So how’d they lose? An atrocious third quarter can be blamed, in which they only scored 13 points and shot 4-for-17, including 1-for-8 from three. Throw in nine turnovers, and it’s a recipe for killing any momentum you had, and preventing any from being created. Credit should be given to the Heat’s defense as well, but seeing as seven of those third quarter turnovers were defined by Basketball Reference as “bad passes”, it’s clear that Milwaukee was not in sync. Considering how many players on the team have what could generously be called “offense-only” game, they’re going to need Larry Sanders, Goose Ayon, and Sam Dalembert (who was DNP-CD for this game) to step it up in penetrating the post, hopefully causing some kind of mismatch with Miami’s small-ball. It may be a moot point, though, if Birdman and Haslem are going to be playing. Both cleaned the glass against Milwaukee, nabbing 9 and 15 boards, respectively, and that’s with Haslem showing up a strong rebounder in Sanders at the center spot.

Basically, the likelihood of a sweep is very, very high, and considering LeBron only had to play 30 minutes in that final game, with neither of the other Big Three members, this series would allow Miami to give some bench warmers good playoff minutes and allow them to acclimate to the tempo, while resting their best for tougher competition… if there is such a thing in the East.

Prediction: Heat win, 4-0

Spencer Lund: Jim Boylan’s squad doesn’t have much of a chance, as Aaron already alluded to, and even the most casual basketball fan knows the Bucks are doomed. Their backcourt pairing of low efficiency shooters, Brandon Jennings and Monta Ellis, could justifiably get lumped in with an older NBA where “shots o’clock” was a staple at the club and on the court, and they have a tendency to rely a bit too much on Larry Sanders down low, but I think they’ll catch the Heat by surprise in Milwaukee. Predicting this series isn’t so much about determining who will win, but what the final tally of games will be.

Jennings and Ellis—despite their tendency to shoot their team out of games—can also shoot them into games, and the Heat could get caught believing this is just a warmup before the Knicks/Celtics/Pacers they’ll have to face later in the playoffs. If that happens, an offensive explosion by either of their guards, or possibly Mike Dunleavy and J.J. Redick could mean a surprise Bucks victory. But predicting anything more than a single Bucks win in this series is about as foolish as believing hard-nosed Scott Skiles was gonna last the season in Milwaukee after management decided not to extend him last summer. The Bucks are a stretch to avoid a sweep, but I’d like to think Jennings—perhaps playing for a *cough* max *cough* contract—goes off in at least one game, and Ellis continues his relatively hot end to the season and the Bucks get one win. It’s a prediction that’s at least more exciting than another steamrolled Heat opponent, but probably less likely.
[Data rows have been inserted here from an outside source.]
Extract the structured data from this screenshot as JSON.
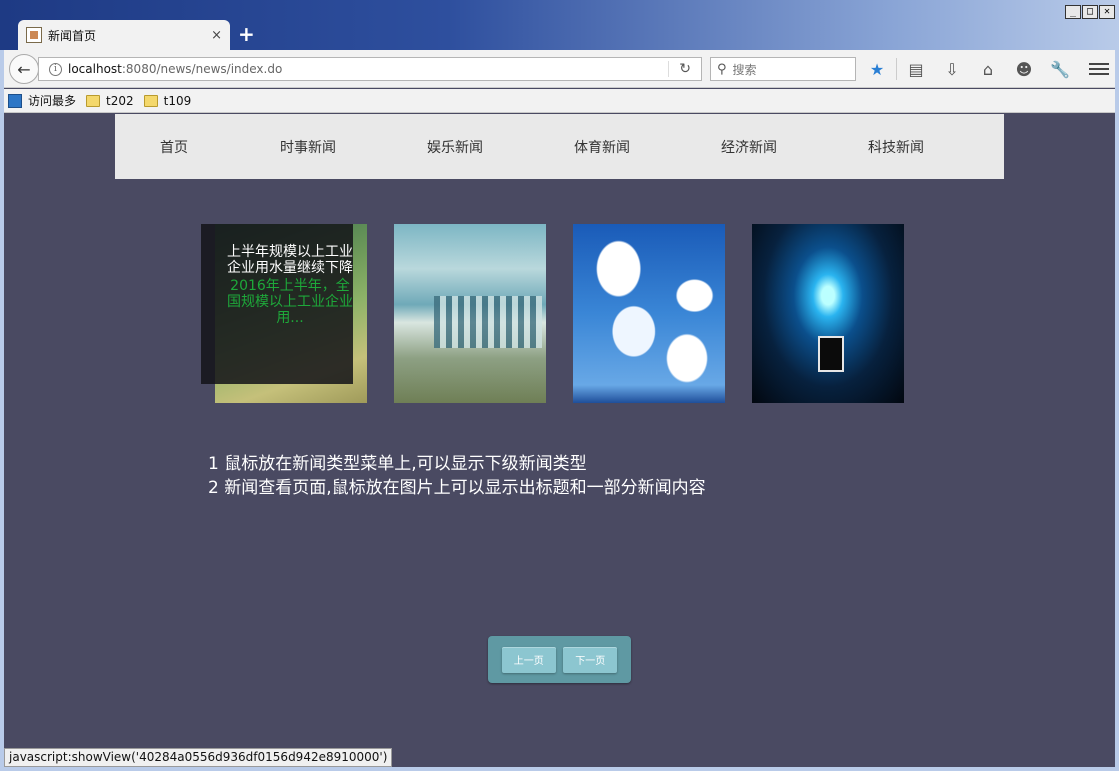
{
  "browser": {
    "window_controls": [
      "_",
      "□",
      "✕"
    ],
    "tab": {
      "title": "新闻首页",
      "close": "×"
    },
    "new_tab": "+",
    "url": {
      "host": "localhost",
      "path": ":8080/news/news/index.do"
    },
    "search_placeholder": "搜索",
    "bookmarks": [
      {
        "label": "访问最多",
        "icon": "most-visited-icon"
      },
      {
        "label": "t202",
        "icon": "folder-icon"
      },
      {
        "label": "t109",
        "icon": "folder-icon"
      }
    ],
    "status_text": "javascript:showView('40284a0556d936df0156d942e8910000')"
  },
  "site": {
    "nav": [
      "首页",
      "时事新闻",
      "娱乐新闻",
      "体育新闻",
      "经济新闻",
      "科技新闻"
    ],
    "overlay": {
      "title": "上半年规模以上工业企业用水量继续下降",
      "summary": "2016年上半年，全国规模以上工业企业用..."
    },
    "instructions": [
      "1 鼠标放在新闻类型菜单上,可以显示下级新闻类型",
      "2 新闻查看页面,鼠标放在图片上可以显示出标题和一部分新闻内容"
    ],
    "pager": {
      "prev": "上一页",
      "next": "下一页"
    }
  }
}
Prediction: Heat win, 4-1

Michael Pina: This is the series that my mother (who believes Danilo Gallinari, Andrea Bargnani, and Marco Bellineli are actually the three greatest players in history) looks at and confidently predicts a Miami sweep. She’s right. The Heat have LeBron James, a player with no on-court boundaries or off-court boxes to sit in. He’s of the super-duper famous with super-duper talent, and he’s mastering the game right now in a way that the sport has seen maybe three or four times since its invention.

So, just how overwhelming is this match-up? If for whatever reason James wasn’t able to participate in the series, Milwaukee would still lose in six.

Prediction: Heat win, 4-0

Categories: Analysis
  1. Aaron Weiss
    April 17, 2013 at 1:39 pm | #1

    Mike’s mom loves those trey-shooting white boys!

  1. No trackbacks yet.

Get every new post delivered to your Inbox.

Join 1,901 other followers